To be or not to be an immigrant in the US
What brought you to the USA?
I went to the US in 1975, after finishing high school in Ponta Delgada. At the time the options were to go to Lisbon, to a higher education system in high post revolution turmoil, or to go to the US where I could stay with a brother. I opted to go to the US to do all my university work. I was at the same time running away from a confusing setting and looking for the benefits of one of the best higher education systems in the world. Name the three most valuable lessons you have learned in this country (at work or not).
1. Serious work is the only way to progress. 2. Do not prevent others from accomplishing their projects. 3. Work makes excellence.
I can best express the feeling with the following phrase I heard recently from a former director of Disney World in Florida Its not magic that makes this place work, it's work that makes this place magic. Basically, if you dont sew you cannot harvest.
In 1983 you went back to the Azores. Why?
Being in Portugal, the salary is not that fabulous but the system provides a lot of flexibility. This is good in the sense that you can do various things but is bad in that you end-up dispersing more than would be desirable in many instances. Aside from salary considerations and the work set-up, Portugal is a good place to be in Europe. The quality of life in the Azores is good, I have to admit. The weather is good, the food is good and the work environment is generally relaxed. There are many opportunities for those that are patient enough. Many frustrating moments for those that want to move fast. For someone who wants more time for himself this has been the right place to be.

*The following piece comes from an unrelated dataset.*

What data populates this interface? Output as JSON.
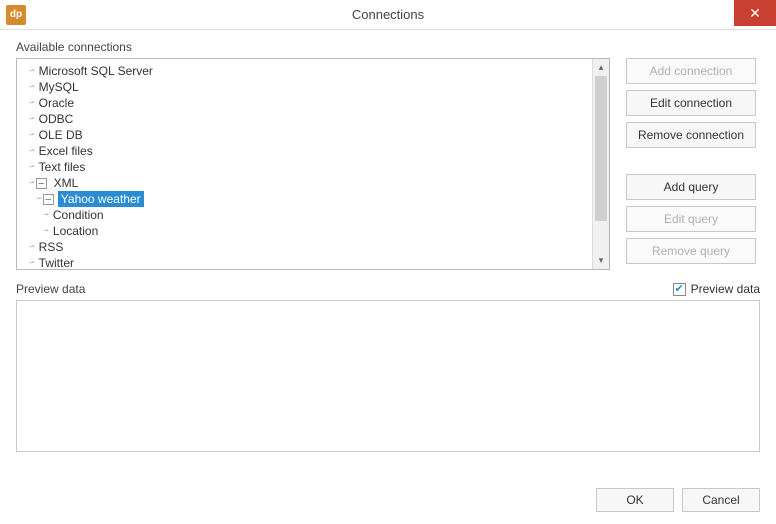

What would you like to see changed in the Portuguese educational system?
Merit is frequently not the criteria to determine who gets what. Productivity is, as such, low for students, for teachers, for researchers and for administrators. The system should be changed to reward achievement and avoid all redundancies in the use of scarce resources.
The daily life in the US